This issue reprints the original X-MEN #14 (1965), “Among Us Stalk the Sentinels”. Kirby continues the hand-off of art duties to Werner Roth, doing layouts for Roth (working under the Jay Gavin pen-name) to finish. Colletta inks this time around.
Recovering from their battle with the Juggernaut, Professor X gives the X-Men some vacation time. It would prove to be short lived respite, as anthropologist Bolivar Trask starts whipping up the anti-mutant hysteria. My favourite bit of the issue is the newspaper article with artist renditions of Trask’s predictions of the mutant overlords.
The Professor arranges a TV debate with Trask, where Trask unveils his Sentinel robots meant to protect humanity. The robots quickly turn on him, so Professor X sends out a mental alert.

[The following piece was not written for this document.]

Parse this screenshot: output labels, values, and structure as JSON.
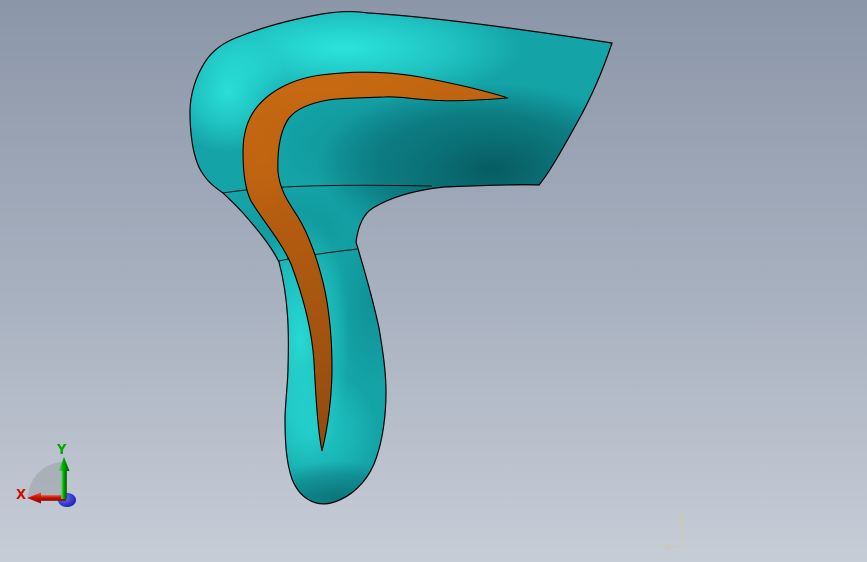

Hank and Bobby at the Coffee A-Go-Go (complete with beatnik poet) are the first to respond, just after most of the Sentinels depart with Trask to create more Sentinels leaving one guard. They battle him until Cyclops (who ran into an example of the anti-mutant sentiment Trask riled up) arrives, and then the Sentinel mysteriously collapses. Jean and Warren arrive shortly after (with Warren having a brief encounter with the other Sentinels on the way), as Professor X examines the fallen Sentinel and gets an impression of their headquarters, as well as mentioning that the Sentinel said something about “Master Mold” as it collapsed (oddly we’re not actually shown that). The X-Men drive up to the location the Professor saw, and find an empty field which suddenly rises to reveal a fortified structure that fires at them.
This is a surprisingly attractive issue. Roth seems to maintain a lot of the Kirby elements from the layouts, and Colletta’s inks seem more compatible with his pencils than most. The Sentinels don’t look quite as menacing as they should, but are a nice design. More importantly, this run of the book would solidify the themes that would carry the book for decades to come.
By the way, this is one of those annoying instances where Marvel reprinted the story without noting that “Jay Gavin” was a pen-name, so Roth’s name doesn’t appear at all, despite the fact that newly typeset credits were pasted on the originals.
The original cover is printed as a pin-up in the back, as drawn by Kirby and Wallace Wood. I never noticed before, but it seems to be flipped left-to-right (or at least the Sentinel has a backwards “1” on its chest).